Continuing the minor nostalgia parade, here are the books I read in February.
8. The Men Who United the States, by Simon Winchester (finished February 1). I really like this author, and I found his organizing conceit for this book interesting: not chronological, but thematic, and the theme was the Asian five classical elements of wood, earth, water, fire and metal.

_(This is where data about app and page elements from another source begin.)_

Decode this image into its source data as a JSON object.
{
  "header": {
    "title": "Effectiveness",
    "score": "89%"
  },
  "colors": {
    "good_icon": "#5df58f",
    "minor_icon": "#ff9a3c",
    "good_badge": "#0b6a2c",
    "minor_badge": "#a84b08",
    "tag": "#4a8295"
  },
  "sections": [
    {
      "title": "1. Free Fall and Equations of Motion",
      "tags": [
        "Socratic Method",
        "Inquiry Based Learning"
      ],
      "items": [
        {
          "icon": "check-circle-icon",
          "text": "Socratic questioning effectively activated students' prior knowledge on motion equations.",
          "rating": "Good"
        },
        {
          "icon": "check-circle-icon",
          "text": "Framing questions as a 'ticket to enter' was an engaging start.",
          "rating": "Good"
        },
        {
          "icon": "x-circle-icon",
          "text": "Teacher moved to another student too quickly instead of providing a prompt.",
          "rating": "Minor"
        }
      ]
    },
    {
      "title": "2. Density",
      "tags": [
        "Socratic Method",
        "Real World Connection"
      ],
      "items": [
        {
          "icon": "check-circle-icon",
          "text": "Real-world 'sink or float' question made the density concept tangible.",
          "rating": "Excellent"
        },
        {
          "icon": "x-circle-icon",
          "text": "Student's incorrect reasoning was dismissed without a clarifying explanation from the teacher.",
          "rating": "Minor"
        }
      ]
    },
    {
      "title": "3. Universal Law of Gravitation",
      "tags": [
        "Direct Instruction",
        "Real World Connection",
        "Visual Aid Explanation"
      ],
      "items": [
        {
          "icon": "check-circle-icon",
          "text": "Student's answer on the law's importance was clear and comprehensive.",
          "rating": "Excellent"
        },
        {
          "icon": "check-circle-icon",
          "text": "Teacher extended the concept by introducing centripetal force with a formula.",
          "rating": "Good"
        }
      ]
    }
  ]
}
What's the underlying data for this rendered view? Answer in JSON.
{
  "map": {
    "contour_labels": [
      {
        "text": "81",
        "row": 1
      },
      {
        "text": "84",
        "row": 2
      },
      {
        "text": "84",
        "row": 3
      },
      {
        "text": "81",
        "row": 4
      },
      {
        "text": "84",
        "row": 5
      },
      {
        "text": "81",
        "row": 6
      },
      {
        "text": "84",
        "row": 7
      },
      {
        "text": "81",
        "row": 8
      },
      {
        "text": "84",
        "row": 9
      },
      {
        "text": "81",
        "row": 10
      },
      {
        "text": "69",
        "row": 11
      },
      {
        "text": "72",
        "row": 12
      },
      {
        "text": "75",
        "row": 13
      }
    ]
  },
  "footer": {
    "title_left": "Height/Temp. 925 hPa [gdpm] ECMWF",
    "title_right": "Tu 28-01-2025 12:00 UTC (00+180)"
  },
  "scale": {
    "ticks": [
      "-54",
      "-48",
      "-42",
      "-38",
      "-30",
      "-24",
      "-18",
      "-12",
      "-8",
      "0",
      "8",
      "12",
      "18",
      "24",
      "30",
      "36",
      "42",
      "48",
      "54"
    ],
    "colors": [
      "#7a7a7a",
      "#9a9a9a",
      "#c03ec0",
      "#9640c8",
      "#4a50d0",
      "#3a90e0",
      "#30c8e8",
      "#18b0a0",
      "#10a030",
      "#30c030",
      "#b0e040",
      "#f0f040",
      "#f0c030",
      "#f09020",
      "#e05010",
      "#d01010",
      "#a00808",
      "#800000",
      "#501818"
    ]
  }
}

9. Earthworld, by Jacqueline Rayner (February 5). The Eighth Doctor book in the anniversary set, in which the Doctor, with Fitz and Anji in tow, finds himself in a far future theme park with some incomplete knowledge of what Earth was really like. This is the Doctor whose only screen appearance to date was the single TV movie back in 1996, which I had seen at the time and hadn't watched again in 17 years. The character went on to have a ton of adventures in original novels and audio dramas, none of which I was familiar with, so it was odd for me to read one of them with no idea where it fit in the larger scheme of things. It was evidently an early work of the author's, and her foreword to this edition made it clear that to her, it's cringe-worthy juvenilia; but I enjoyed it all the same.
10. Only Human, by Gareth Roberts (February 9). The Ninth Doctor book in the anniversary set, in which the Doctor, Rose and Captain Jack discover a Neanderthal man wandering around early 21st-century Bromley. I was familiar with Roberts' work from the lovely novelization of Douglas Adams' Shada, and saw a lot of the same humor (and weirdness) at work in this one.
11. Shadows, by Robin McKinley (February 13). In which the already complicated situation of Maggie's widowed mother getting married again is complicated further by the moving shadows Maggie begins to see around the man. Really interesting world building in this one, with an Oldworld where magic is common and a Newworld where it is very strongly frowned upon, and the very appealing narrator dragged me along until I could start to make sense of it all.
12. To Davy Jones Below, by Carola Dunn (February 16). Ninth in the Daisy Dalrymple Fletcher series, Daisy and her beau Alec having gotten married offscreen, between books. Alec does some excellent detecting on their trans-Atlantic crossing.
14. The Case of the Murdered Muckraker, by Carola Dunn (February 23). Tenth in the Daisy Fletcher series, in which Daisy actually witnesses the murder of a man she had just overheard arguing with a neighbor at the Chelsea Hotel in New York. You can wait a while for the crime in some of these, but not this time: the unpleasant victim is bumped off within the first thirty pages.
15. Stella Bain, by Anita Shreve (February 26). In which an amnesiac nurse and ambulance driver in World War I searches for her missing memories. Read for my ambitiously literary book club; Shreve tends to be our fallback author when we can't decide on a book. Not my usual taste, but I can usually get through them; our last two selections were both ponderous and unreadable to me, so I was glad this one was fast-moving.